Source data
---

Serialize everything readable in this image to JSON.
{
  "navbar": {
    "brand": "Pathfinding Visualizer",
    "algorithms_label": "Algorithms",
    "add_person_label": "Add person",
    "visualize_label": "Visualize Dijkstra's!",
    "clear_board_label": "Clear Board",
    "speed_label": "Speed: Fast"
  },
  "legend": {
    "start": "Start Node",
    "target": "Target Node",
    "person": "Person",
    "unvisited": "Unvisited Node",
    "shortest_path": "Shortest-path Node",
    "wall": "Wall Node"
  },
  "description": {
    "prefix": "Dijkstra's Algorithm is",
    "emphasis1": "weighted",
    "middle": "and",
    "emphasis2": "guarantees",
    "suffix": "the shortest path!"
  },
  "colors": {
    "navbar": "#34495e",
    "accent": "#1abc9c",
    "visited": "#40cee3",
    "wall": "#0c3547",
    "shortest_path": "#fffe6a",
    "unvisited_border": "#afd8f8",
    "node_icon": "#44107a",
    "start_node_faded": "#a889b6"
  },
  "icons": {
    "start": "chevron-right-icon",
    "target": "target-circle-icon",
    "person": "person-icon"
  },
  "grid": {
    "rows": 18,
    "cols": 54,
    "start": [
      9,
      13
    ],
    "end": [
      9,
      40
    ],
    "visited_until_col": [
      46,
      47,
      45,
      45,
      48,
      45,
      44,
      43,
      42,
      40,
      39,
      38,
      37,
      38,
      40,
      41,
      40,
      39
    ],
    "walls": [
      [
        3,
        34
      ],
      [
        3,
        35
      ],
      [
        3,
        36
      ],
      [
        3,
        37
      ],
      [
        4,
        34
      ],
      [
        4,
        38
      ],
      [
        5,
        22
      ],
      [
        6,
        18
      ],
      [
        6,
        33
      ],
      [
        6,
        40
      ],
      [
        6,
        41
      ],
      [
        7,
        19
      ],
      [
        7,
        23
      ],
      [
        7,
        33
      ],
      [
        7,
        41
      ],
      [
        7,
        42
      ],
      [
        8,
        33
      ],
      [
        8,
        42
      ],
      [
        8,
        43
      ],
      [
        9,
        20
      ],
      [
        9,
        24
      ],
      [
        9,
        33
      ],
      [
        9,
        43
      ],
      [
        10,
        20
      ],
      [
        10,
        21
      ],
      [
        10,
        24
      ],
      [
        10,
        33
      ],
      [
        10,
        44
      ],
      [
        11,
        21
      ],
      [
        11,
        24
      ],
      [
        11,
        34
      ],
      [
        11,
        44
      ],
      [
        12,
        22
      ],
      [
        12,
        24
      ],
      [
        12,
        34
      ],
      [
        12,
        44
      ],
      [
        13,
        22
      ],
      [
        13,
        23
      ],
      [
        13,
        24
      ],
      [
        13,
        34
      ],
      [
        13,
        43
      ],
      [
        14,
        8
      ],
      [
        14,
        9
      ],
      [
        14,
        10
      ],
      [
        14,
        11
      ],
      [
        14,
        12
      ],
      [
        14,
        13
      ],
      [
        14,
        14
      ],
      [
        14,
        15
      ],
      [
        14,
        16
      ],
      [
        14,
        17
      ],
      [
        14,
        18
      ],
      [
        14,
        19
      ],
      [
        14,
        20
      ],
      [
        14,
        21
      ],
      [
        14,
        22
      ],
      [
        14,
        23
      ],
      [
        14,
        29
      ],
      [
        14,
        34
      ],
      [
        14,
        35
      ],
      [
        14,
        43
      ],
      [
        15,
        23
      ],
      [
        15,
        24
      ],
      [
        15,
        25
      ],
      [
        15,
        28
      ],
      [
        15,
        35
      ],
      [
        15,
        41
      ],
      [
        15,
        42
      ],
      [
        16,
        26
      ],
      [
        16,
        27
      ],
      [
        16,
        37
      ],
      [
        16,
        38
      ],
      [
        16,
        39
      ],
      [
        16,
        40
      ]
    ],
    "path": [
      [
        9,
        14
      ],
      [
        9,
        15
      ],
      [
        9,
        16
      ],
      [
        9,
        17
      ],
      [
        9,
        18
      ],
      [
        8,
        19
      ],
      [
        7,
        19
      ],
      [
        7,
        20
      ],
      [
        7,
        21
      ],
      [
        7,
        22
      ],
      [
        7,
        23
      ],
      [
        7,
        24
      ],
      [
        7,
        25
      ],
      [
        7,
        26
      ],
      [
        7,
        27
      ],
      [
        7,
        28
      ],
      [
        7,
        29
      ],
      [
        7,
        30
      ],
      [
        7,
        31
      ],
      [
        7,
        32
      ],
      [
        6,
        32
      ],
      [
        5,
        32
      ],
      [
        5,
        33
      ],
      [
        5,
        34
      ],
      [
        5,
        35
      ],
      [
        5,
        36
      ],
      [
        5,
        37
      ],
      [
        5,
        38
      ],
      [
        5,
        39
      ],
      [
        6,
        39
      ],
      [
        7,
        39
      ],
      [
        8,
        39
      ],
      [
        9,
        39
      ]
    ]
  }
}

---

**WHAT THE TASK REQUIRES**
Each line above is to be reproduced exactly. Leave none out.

**RESPONSE BOX**
Serialize everything readable in this image to JSON.
{
  "navbar": {
    "brand": "Pathfinding Visualizer",
    "algorithms_label": "Algorithms",
    "add_person_label": "Add person",
    "visualize_label": "Visualize Dijkstra's!",
    "clear_board_label": "Clear Board",
    "speed_label": "Speed: Fast"
  },
  "legend": {
    "start": "Start Node",
    "target": "Target Node",
    "person": "Person",
    "unvisited": "Unvisited Node",
    "shortest_path": "Shortest-path Node",
    "wall": "Wall Node"
  },
  "description": {
    "prefix": "Dijkstra's Algorithm is",
    "emphasis1": "weighted",
    "middle": "and",
    "emphasis2": "guarantees",
    "suffix": "the shortest path!"
  },
  "colors": {
    "navbar": "#34495e",
    "accent": "#1abc9c",
    "visited": "#40cee3",
    "wall": "#0c3547",
    "shortest_path": "#fffe6a",
    "unvisited_border": "#afd8f8",
    "node_icon": "#44107a",
    "start_node_faded": "#a889b6"
  },
  "icons": {
    "start": "chevron-right-icon",
    "target": "target-circle-icon",
    "person": "person-icon"
  },
  "grid": {
    "rows": 18,
    "cols": 54,
    "start": [
      9,
      13
    ],
    "end": [
      9,
      40
    ],
    "visited_until_col": [
      46,
      47,
      45,
      45,
      48,
      45,
      44,
      43,
      42,
      40,
      39,
      38,
      37,
      38,
      40,
      41,
      40,
      39
    ],
    "walls": [
      [
        3,
        34
      ],
      [
        3,
        35
      ],
      [
        3,
        36
      ],
      [
        3,
        37
      ],
      [
        4,
        34
      ],
      [
        4,
        38
      ],
      [
        5,
        22
      ],
      [
        6,
        18
      ],
      [
        6,
        33
      ],
      [
        6,
        40
      ],
      [
        6,
        41
      ],
      [
        7,
        19
      ],
      [
        7,
        23
      ],
      [
        7,
        33
      ],
      [
        7,
        41
      ],
      [
        7,
        42
      ],
      [
        8,
        33
      ],
      [
        8,
        42
      ],
      [
        8,
        43
      ],
      [
        9,
        20
      ],
      [
        9,
        24
      ],
      [
        9,
        33
      ],
      [
        9,
        43
      ],
      [
        10,
        20
      ],
      [
        10,
        21
      ],
      [
        10,
        24
      ],
      [
        10,
        33
      ],
      [
        10,
        44
      ],
      [
        11,
        21
      ],
      [
        11,
        24
      ],
      [
        11,
        34
      ],
      [
        11,
        44
      ],
      [
        12,
        22
      ],
      [
        12,
        24
      ],
      [
        12,
        34
      ],
      [
        12,
        44
      ],
      [
        13,
        22
      ],
      [
        13,
        23
      ],
      [
        13,
        24
      ],
      [
        13,
        34
      ],
      [
        13,
        43
      ],
      [
        14,
        8
      ],
      [
        14,
        9
      ],
      [
        14,
        10
      ],
      [
        14,
        11
      ],
      [
        14,
        12
      ],
      [
        14,
        13
      ],
      [
        14,
        14
      ],
      [
        14,
        15
      ],
      [
        14,
        16
      ],
      [
        14,
        17
      ],
      [
        14,
        18
      ],
      [
        14,
        19
      ],
      [
        14,
        20
      ],
      [
        14,
        21
      ],
      [
        14,
        22
      ],
      [
        14,
        23
      ],
      [
        14,
        29
      ],
      [
        14,
        34
      ],
      [
        14,
        35
      ],
      [
        14,
        43
      ],
      [
        15,
        23
      ],
      [
        15,
        24
      ],
      [
        15,
        25
      ],
      [
        15,
        28
      ],
      [
        15,
        35
      ],
      [
        15,
        41
      ],
      [
        15,
        42
      ],
      [
        16,
        26
      ],
      [
        16,
        27
      ],
      [
        16,
        37
      ],
      [
        16,
        38
      ],
      [
        16,
        39
      ],
      [
        16,
        40
      ]
    ],
    "path": [
      [
        9,
        14
      ],
      [
        9,
        15
      ],
      [
        9,
        16
      ],
      [
        9,
        17
      ],
      [
        9,
        18
      ],
      [
        8,
        19
      ],
      [
        7,
        19
      ],
      [
        7,
        20
      ],
      [
        7,
        21
      ],
      [
        7,
        22
      ],
      [
        7,
        23
      ],
      [
        7,
        24
      ],
      [
        7,
        25
      ],
      [
        7,
        26
      ],
      [
        7,
        27
      ],
      [
        7,
        28
      ],
      [
        7,
        29
      ],
      [
        7,
        30
      ],
      [
        7,
        31
      ],
      [
        7,
        32
      ],
      [
        6,
        32
      ],
      [
        5,
        32
      ],
      [
        5,
        33
      ],
      [
        5,
        34
      ],
      [
        5,
        35
      ],
      [
        5,
        36
      ],
      [
        5,
        37
      ],
      [
        5,
        38
      ],
      [
        5,
        39
      ],
      [
        6,
        39
      ],
      [
        7,
        39
      ],
      [
        8,
        39
      ],
      [
        9,
        39
      ]
    ]
  }
}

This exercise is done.